But to go back to that re-regulation issue, which I’ve heard talked about for more years than I care to mention particularly on Merseyside, is it going to be action or more taking? I ask as the Liverpool City Region Mayor has popped up recently to rehash all the old arguments in favour of re-regulation. Now don’t get me wrong I with him but I just wish he’d get on with it! No more talking Steve!!!!

310 Ribble bus in Maghull – Photo credit Arnold Richardson/Photobus

We know the bus companies and their shareholders won’t like it, that’s a given, but we need as a matter of some urgency an integrated public transport system of high quality buses and trains. What’s more we need it to deliver far less CO2 emissions (thinking of diesel powered buses in particular here)and be good enough (punctual, fast, reliable and running 7 days per week) to make us want to ditch our cars for many local journeys.

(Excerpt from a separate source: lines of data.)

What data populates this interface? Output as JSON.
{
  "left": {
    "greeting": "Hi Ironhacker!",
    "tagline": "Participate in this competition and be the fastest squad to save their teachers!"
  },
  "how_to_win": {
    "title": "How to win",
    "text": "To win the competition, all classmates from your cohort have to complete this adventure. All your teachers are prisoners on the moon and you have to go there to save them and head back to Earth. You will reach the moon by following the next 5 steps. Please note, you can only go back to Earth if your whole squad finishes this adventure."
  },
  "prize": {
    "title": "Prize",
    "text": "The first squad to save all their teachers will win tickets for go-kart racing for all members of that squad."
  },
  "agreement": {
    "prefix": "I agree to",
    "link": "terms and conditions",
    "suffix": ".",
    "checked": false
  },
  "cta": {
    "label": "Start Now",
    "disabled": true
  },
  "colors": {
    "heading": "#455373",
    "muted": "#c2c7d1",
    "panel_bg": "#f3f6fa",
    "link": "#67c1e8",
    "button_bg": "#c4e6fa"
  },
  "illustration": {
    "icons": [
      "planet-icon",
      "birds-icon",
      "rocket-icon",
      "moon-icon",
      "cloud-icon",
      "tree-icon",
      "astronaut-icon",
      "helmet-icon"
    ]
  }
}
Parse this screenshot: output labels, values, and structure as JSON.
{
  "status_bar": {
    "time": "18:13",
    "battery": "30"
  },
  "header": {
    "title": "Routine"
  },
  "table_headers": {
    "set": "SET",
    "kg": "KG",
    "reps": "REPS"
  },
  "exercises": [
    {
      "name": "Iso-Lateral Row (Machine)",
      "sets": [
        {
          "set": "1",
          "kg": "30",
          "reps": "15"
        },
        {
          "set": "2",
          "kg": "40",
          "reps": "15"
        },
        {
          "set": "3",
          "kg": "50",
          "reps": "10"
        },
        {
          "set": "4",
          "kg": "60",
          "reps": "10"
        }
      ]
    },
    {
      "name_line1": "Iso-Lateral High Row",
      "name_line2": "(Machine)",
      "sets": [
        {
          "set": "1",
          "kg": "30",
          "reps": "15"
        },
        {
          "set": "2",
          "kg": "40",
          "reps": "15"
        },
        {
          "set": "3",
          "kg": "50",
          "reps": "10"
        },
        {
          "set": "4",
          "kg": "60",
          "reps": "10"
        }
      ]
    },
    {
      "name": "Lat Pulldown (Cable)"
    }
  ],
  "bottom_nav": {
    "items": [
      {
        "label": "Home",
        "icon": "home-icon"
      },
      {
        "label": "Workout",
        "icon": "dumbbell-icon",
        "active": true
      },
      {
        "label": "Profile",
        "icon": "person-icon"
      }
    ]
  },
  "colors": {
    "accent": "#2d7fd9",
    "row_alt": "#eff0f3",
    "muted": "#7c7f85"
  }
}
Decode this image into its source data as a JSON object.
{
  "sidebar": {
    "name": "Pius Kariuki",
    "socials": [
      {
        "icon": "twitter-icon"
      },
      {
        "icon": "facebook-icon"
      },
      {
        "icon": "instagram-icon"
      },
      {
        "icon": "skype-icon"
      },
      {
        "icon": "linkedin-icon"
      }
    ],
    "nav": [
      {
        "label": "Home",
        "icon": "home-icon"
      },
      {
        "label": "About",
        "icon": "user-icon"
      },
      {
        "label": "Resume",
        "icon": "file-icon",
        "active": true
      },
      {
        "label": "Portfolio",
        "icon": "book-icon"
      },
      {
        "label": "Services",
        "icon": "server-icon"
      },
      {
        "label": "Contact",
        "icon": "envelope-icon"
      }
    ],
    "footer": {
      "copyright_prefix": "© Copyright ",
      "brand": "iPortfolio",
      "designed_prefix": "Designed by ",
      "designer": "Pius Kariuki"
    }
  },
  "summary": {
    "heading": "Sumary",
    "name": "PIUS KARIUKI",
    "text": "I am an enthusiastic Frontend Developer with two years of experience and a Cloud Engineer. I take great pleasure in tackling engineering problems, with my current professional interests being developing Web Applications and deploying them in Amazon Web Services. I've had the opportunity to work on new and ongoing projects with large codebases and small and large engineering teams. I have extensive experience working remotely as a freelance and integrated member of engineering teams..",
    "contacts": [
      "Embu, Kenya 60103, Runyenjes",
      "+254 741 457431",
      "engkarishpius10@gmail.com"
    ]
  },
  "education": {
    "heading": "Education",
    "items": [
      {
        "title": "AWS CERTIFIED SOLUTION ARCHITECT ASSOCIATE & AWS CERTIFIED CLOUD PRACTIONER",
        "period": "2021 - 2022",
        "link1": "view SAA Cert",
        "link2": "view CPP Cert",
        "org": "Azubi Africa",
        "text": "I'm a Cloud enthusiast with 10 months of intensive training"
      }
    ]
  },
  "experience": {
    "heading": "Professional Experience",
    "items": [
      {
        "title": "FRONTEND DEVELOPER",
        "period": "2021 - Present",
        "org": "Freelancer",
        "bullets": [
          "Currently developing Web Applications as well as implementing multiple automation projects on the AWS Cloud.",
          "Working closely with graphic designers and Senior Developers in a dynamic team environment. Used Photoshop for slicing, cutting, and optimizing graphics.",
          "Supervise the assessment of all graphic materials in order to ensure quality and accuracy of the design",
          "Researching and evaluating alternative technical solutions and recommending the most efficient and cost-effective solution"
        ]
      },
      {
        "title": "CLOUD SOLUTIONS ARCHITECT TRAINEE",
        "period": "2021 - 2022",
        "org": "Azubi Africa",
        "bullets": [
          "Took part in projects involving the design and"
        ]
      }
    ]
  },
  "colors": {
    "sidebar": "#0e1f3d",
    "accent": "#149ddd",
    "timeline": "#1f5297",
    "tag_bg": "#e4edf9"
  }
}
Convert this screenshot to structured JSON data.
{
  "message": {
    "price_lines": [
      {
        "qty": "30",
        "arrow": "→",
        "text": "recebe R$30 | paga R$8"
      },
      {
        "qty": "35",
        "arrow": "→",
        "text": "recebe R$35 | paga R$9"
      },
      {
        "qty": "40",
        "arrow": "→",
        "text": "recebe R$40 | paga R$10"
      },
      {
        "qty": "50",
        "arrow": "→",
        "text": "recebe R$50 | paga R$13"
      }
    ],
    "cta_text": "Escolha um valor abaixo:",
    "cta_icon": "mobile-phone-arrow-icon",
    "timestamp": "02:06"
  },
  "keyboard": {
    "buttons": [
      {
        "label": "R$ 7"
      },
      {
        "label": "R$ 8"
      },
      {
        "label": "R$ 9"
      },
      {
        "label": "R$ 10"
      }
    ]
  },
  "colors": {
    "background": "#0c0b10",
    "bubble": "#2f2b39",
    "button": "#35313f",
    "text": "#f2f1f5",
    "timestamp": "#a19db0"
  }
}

So yes re-regulate the buses, integrate them properly with the trains and start to look seriously at either free public transport or nominal ticket prices.